The Harvard Square Homeless Shelter and the newly opened Y2Y Youth Homeless Shelter introduced a joint volunteer recruiting initiative in an effort to share resources in their combined mission of combating homelessness in Cambridge
Though the fear of winter is ever-present for Cambridge’s homeless population, shelters, including the new student-run initiative Y2Y Harvard Square, aim to mitigate the additional strains felt during winter months with increased resources.

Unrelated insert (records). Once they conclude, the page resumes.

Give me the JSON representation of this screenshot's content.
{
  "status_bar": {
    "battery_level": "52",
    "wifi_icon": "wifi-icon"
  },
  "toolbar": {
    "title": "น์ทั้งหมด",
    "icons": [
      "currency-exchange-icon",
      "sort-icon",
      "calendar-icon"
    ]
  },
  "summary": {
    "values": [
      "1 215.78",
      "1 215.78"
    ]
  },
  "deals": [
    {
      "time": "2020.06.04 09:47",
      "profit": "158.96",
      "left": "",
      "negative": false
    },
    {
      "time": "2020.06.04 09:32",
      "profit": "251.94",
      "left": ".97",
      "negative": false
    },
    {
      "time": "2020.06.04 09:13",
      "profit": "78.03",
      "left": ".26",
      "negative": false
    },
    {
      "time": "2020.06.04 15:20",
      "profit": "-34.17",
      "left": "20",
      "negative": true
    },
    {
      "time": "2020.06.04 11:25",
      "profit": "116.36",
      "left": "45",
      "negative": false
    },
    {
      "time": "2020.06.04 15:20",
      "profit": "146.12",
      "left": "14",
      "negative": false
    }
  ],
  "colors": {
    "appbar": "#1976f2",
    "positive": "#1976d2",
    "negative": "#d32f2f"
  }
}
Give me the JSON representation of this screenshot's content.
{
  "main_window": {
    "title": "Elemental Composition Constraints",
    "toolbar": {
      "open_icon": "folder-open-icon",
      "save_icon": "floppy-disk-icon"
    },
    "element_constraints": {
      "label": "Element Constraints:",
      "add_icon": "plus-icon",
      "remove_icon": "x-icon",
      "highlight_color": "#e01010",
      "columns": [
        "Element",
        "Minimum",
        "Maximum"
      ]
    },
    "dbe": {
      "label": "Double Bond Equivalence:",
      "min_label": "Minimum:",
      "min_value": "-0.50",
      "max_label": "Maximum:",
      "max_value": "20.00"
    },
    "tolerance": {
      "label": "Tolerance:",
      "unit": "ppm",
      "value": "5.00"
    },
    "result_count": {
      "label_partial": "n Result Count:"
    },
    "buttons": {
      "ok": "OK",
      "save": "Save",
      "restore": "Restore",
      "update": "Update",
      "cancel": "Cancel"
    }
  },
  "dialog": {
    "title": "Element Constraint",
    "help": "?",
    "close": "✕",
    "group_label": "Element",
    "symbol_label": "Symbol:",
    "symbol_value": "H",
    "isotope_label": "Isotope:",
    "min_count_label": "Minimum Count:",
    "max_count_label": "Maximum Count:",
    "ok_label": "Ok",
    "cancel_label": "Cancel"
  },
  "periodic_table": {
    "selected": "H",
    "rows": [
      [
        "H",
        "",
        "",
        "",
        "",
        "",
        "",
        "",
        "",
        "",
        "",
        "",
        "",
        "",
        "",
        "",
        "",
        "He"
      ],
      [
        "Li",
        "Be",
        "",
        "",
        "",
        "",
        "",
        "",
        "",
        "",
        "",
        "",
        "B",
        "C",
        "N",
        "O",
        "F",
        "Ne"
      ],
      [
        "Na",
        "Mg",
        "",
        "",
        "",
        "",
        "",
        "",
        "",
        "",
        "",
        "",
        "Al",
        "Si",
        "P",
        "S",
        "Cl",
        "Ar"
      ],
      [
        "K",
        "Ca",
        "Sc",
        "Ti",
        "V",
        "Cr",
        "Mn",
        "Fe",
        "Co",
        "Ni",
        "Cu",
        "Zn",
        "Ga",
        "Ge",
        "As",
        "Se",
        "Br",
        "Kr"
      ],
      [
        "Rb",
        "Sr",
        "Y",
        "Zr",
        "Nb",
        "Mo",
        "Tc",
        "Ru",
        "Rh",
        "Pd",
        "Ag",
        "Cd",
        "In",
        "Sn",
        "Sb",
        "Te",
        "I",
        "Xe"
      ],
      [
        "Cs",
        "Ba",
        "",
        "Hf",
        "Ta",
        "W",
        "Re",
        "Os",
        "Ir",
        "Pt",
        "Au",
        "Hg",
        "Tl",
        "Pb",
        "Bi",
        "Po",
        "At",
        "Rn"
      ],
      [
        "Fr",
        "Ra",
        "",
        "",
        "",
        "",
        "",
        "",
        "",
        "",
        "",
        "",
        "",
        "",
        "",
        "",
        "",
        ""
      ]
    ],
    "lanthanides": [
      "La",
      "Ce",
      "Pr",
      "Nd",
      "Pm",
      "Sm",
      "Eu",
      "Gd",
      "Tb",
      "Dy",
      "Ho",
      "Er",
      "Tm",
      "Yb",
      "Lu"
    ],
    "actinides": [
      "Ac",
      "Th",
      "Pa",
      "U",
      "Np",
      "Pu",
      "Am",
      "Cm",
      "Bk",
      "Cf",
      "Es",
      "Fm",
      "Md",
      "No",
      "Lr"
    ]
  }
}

U.S. Senator Elizabeth Warren spoke at the opening celebration for Y2Y Harvard Square, the youth homeless shelter that will be opening in December. “All young people have a right to live safely and with dignity,” Senator Warren said. “Y2Y Harvard Square will play an important role as a safe place and resource for youth in our community who need a chance to get back on their feet.”
Felicia Lovejoy, a Boston-based musician, performs at the Y2Y Harvard Square opening celebration. The event took place on Nov. 6 in First Parish Church, whose basement is home to the shelter opening in December.
Sarah A. Rosenkrantz ’14 and Samuel G. Greenberg ’14 receive a standing ovation as they thank the community for their assistance in creating Y2Y Harvard Square, a youth-led homeless shelter set to open in December.
Sarah A. Rosenkrantz ’14 and Samuel G. Greenberg ’14 speak at the opening celebration for Y2Y Harvard Square. The shelter will be home to 22 gender-inclusive beds for homeless young adults ages 18 to 24.
The shelter, set to open to young adults between the ages 18 and 24 in December, looks to serve as a “sanctuary” for local homeless youth.
Harvard students joined activists from Black Lives Matter in Cambridge as they marched down Massachusetts Avenue on Sunday, rallying for affordable housing protection and wage reform.
Following Boston Mayor Marty J. Walsh’s pronounced commitment to end veteran homelessness by the end of 2015, city officials said Boston has made “tremendous progress.”
Leaders of Y2Y look to raise the last $50,000 of a $1.25 million fundraising goal through a crowdsourcing campaign to open a student-run shelter for homeless youth.
Liz J. Powers ’10, founder of ArtLifting, talks to visitors during the opening of “Life-Changing Art” at the Harvard Ed Portal on Saturday evening. ArtLifting, which is partnering with the Ed Portal to open the new exhibit, is an organization that seeks to provide a way of earning an income to homeless or disabled artists across the country.
The exhibition focuses on the positive potential of the homeless and disabled artists ArtLifting represents.
The new charging station, located in the CVS vestibule at 6 JFK St., solicits donations for a student-run youth homeless shelter that is scheduled to open this fall.